======== Record set ========

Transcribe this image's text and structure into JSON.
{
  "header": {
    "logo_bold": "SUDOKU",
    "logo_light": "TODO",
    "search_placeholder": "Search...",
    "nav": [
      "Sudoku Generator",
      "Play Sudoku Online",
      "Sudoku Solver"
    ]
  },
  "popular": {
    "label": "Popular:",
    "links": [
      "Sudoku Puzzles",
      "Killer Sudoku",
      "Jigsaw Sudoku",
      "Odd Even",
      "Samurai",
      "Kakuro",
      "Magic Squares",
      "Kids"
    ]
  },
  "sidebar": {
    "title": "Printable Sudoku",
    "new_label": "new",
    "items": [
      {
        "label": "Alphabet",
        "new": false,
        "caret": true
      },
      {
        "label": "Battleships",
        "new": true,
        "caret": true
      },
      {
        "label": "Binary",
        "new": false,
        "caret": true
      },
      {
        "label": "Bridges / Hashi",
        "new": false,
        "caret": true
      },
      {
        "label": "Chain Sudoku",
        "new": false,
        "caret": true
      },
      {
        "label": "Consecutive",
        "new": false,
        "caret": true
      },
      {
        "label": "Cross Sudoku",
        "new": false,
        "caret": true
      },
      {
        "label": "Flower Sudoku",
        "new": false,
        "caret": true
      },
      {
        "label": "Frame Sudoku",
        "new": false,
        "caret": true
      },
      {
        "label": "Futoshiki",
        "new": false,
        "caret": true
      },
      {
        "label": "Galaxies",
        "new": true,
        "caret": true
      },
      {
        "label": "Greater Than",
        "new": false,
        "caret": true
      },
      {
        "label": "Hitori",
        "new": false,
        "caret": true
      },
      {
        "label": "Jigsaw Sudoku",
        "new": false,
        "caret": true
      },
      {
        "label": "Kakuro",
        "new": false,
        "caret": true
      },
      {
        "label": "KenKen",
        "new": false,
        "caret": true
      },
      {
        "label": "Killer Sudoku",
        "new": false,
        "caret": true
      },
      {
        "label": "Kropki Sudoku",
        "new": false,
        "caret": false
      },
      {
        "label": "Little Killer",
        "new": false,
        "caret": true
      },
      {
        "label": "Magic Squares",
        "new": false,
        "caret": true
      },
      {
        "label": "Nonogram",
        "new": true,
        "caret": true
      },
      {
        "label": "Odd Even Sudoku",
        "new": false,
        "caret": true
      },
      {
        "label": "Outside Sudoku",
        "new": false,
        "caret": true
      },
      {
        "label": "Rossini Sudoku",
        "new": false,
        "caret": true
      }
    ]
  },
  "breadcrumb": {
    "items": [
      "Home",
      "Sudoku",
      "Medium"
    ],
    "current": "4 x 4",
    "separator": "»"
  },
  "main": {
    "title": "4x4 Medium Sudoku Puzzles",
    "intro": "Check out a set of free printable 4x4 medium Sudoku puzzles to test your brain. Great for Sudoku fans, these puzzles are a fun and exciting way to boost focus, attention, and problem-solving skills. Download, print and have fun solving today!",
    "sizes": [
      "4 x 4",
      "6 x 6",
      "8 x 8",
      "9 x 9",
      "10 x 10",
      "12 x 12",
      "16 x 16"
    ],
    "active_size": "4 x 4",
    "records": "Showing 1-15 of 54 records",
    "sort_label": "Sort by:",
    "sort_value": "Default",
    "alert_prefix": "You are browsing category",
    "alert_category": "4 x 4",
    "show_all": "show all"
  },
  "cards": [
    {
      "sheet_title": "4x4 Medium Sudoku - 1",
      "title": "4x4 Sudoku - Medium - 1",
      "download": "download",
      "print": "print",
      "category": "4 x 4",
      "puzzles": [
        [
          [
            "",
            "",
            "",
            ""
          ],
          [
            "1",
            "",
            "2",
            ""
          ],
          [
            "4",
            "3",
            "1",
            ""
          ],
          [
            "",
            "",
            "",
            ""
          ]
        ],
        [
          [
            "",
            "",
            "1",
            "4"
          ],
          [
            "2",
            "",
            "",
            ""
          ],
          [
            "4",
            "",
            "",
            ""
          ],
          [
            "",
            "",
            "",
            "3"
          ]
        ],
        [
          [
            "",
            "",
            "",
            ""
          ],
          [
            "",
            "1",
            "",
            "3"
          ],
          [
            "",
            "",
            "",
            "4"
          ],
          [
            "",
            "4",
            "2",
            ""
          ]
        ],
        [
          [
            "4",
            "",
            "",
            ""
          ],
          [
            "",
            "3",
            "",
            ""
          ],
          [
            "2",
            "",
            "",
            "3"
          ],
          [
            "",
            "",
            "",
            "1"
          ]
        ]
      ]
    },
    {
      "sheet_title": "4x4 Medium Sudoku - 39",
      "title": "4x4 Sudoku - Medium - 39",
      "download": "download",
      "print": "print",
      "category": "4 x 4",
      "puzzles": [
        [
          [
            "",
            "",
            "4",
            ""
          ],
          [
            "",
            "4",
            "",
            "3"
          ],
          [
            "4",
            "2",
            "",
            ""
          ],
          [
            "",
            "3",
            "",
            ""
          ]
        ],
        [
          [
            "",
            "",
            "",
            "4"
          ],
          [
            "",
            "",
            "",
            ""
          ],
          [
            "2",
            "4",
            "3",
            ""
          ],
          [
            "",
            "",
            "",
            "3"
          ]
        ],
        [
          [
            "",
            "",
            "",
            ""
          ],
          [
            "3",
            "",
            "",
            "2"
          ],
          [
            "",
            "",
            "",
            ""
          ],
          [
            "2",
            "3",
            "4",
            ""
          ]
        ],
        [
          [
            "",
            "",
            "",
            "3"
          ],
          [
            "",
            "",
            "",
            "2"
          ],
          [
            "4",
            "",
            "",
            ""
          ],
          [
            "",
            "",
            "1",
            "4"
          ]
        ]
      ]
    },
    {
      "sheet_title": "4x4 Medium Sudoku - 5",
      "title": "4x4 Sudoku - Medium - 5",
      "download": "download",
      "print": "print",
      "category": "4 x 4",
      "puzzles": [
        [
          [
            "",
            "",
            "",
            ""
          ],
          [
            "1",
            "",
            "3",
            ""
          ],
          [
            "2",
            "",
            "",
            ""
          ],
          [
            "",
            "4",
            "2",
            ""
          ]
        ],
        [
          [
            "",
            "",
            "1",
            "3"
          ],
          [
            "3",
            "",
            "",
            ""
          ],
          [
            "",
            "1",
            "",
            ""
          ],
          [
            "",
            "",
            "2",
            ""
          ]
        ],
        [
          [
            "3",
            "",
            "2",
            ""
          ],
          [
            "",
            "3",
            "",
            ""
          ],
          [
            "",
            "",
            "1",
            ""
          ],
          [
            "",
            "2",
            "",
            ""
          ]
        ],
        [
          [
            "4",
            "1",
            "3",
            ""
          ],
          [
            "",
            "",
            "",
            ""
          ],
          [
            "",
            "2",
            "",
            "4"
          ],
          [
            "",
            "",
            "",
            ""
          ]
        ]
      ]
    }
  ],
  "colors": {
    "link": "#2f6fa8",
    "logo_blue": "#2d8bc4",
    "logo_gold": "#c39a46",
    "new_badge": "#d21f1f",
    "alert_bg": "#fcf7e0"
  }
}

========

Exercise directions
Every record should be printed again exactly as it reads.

Response for this exercise
Transcribe this image's text and structure into JSON.
{
  "header": {
    "logo_bold": "SUDOKU",
    "logo_light": "TODO",
    "search_placeholder": "Search...",
    "nav": [
      "Sudoku Generator",
      "Play Sudoku Online",
      "Sudoku Solver"
    ]
  },
  "popular": {
    "label": "Popular:",
    "links": [
      "Sudoku Puzzles",
      "Killer Sudoku",
      "Jigsaw Sudoku",
      "Odd Even",
      "Samurai",
      "Kakuro",
      "Magic Squares",
      "Kids"
    ]
  },
  "sidebar": {
    "title": "Printable Sudoku",
    "new_label": "new",
    "items": [
      {
        "label": "Alphabet",
        "new": false,
        "caret": true
      },
      {
        "label": "Battleships",
        "new": true,
        "caret": true
      },
      {
        "label": "Binary",
        "new": false,
        "caret": true
      },
      {
        "label": "Bridges / Hashi",
        "new": false,
        "caret": true
      },
      {
        "label": "Chain Sudoku",
        "new": false,
        "caret": true
      },
      {
        "label": "Consecutive",
        "new": false,
        "caret": true
      },
      {
        "label": "Cross Sudoku",
        "new": false,
        "caret": true
      },
      {
        "label": "Flower Sudoku",
        "new": false,
        "caret": true
      },
      {
        "label": "Frame Sudoku",
        "new": false,
        "caret": true
      },
      {
        "label": "Futoshiki",
        "new": false,
        "caret": true
      },
      {
        "label": "Galaxies",
        "new": true,
        "caret": true
      },
      {
        "label": "Greater Than",
        "new": false,
        "caret": true
      },
      {
        "label": "Hitori",
        "new": false,
        "caret": true
      },
      {
        "label": "Jigsaw Sudoku",
        "new": false,
        "caret": true
      },
      {
        "label": "Kakuro",
        "new": false,
        "caret": true
      },
      {
        "label": "KenKen",
        "new": false,
        "caret": true
      },
      {
        "label": "Killer Sudoku",
        "new": false,
        "caret": true
      },
      {
        "label": "Kropki Sudoku",
        "new": false,
        "caret": false
      },
      {
        "label": "Little Killer",
        "new": false,
        "caret": true
      },
      {
        "label": "Magic Squares",
        "new": false,
        "caret": true
      },
      {
        "label": "Nonogram",
        "new": true,
        "caret": true
      },
      {
        "label": "Odd Even Sudoku",
        "new": false,
        "caret": true
      },
      {
        "label": "Outside Sudoku",
        "new": false,
        "caret": true
      },
      {
        "label": "Rossini Sudoku",
        "new": false,
        "caret": true
      }
    ]
  },
  "breadcrumb": {
    "items": [
      "Home",
      "Sudoku",
      "Medium"
    ],
    "current": "4 x 4",
    "separator": "»"
  },
  "main": {
    "title": "4x4 Medium Sudoku Puzzles",
    "intro": "Check out a set of free printable 4x4 medium Sudoku puzzles to test your brain. Great for Sudoku fans, these puzzles are a fun and exciting way to boost focus, attention, and problem-solving skills. Download, print and have fun solving today!",
    "sizes": [
      "4 x 4",
      "6 x 6",
      "8 x 8",
      "9 x 9",
      "10 x 10",
      "12 x 12",
      "16 x 16"
    ],
    "active_size": "4 x 4",
    "records": "Showing 1-15 of 54 records",
    "sort_label": "Sort by:",
    "sort_value": "Default",
    "alert_prefix": "You are browsing category",
    "alert_category": "4 x 4",
    "show_all": "show all"
  },
  "cards": [
    {
      "sheet_title": "4x4 Medium Sudoku - 1",
      "title": "4x4 Sudoku - Medium - 1",
      "download": "download",
      "print": "print",
      "category": "4 x 4",
      "puzzles": [
        [
          [
            "",
            "",
            "",
            ""
          ],
          [
            "1",
            "",
            "2",
            ""
          ],
          [
            "4",
            "3",
            "1",
            ""
          ],
          [
            "",
            "",
            "",
            ""
          ]
        ],
        [
          [
            "",
            "",
            "1",
            "4"
          ],
          [
            "2",
            "",
            "",
            ""
          ],
          [
            "4",
            "",
            "",
            ""
          ],
          [
            "",
            "",
            "",
            "3"
          ]
        ],
        [
          [
            "",
            "",
            "",
            ""
          ],
          [
            "",
            "1",
            "",
            "3"
          ],
          [
            "",
            "",
            "",
            "4"
          ],
          [
            "",
            "4",
            "2",
            ""
          ]
        ],
        [
          [
            "4",
            "",
            "",
            ""
          ],
          [
            "",
            "3",
            "",
            ""
          ],
          [
            "2",
            "",
            "",
            "3"
          ],
          [
            "",
            "",
            "",
            "1"
          ]
        ]
      ]
    },
    {
      "sheet_title": "4x4 Medium Sudoku - 39",
      "title": "4x4 Sudoku - Medium - 39",
      "download": "download",
      "print": "print",
      "category": "4 x 4",
      "puzzles": [
        [
          [
            "",
            "",
            "4",
            ""
          ],
          [
            "",
            "4",
            "",
            "3"
          ],
          [
            "4",
            "2",
            "",
            ""
          ],
          [
            "",
            "3",
            "",
            ""
          ]
        ],
        [
          [
            "",
            "",
            "",
            "4"
          ],
          [
            "",
            "",
            "",
            ""
          ],
          [
            "2",
            "4",
            "3",
            ""
          ],
          [
            "",
            "",
            "",
            "3"
          ]
        ],
        [
          [
            "",
            "",
            "",
            ""
          ],
          [
            "3",
            "",
            "",
            "2"
          ],
          [
            "",
            "",
            "",
            ""
          ],
          [
            "2",
            "3",
            "4",
            ""
          ]
        ],
        [
          [
            "",
            "",
            "",
            "3"
          ],
          [
            "",
            "",
            "",
            "2"
          ],
          [
            "4",
            "",
            "",
            ""
          ],
          [
            "",
            "",
            "1",
            "4"
          ]
        ]
      ]
    },
    {
      "sheet_title": "4x4 Medium Sudoku - 5",
      "title": "4x4 Sudoku - Medium - 5",
      "download": "download",
      "print": "print",
      "category": "4 x 4",
      "puzzles": [
        [
          [
            "",
            "",
            "",
            ""
          ],
          [
            "1",
            "",
            "3",
            ""
          ],
          [
            "2",
            "",
            "",
            ""
          ],
          [
            "",
            "4",
            "2",
            ""
          ]
        ],
        [
          [
            "",
            "",
            "1",
            "3"
          ],
          [
            "3",
            "",
            "",
            ""
          ],
          [
            "",
            "1",
            "",
            ""
          ],
          [
            "",
            "",
            "2",
            ""
          ]
        ],
        [
          [
            "3",
            "",
            "2",
            ""
          ],
          [
            "",
            "3",
            "",
            ""
          ],
          [
            "",
            "",
            "1",
            ""
          ],
          [
            "",
            "2",
            "",
            ""
          ]
        ],
        [
          [
            "4",
            "1",
            "3",
            ""
          ],
          [
            "",
            "",
            "",
            ""
          ],
          [
            "",
            "2",
            "",
            "4"
          ],
          [
            "",
            "",
            "",
            ""
          ]
        ]
      ]
    }
  ],
  "colors": {
    "link": "#2f6fa8",
    "logo_blue": "#2d8bc4",
    "logo_gold": "#c39a46",
    "new_badge": "#d21f1f",
    "alert_bg": "#fcf7e0"
  }
}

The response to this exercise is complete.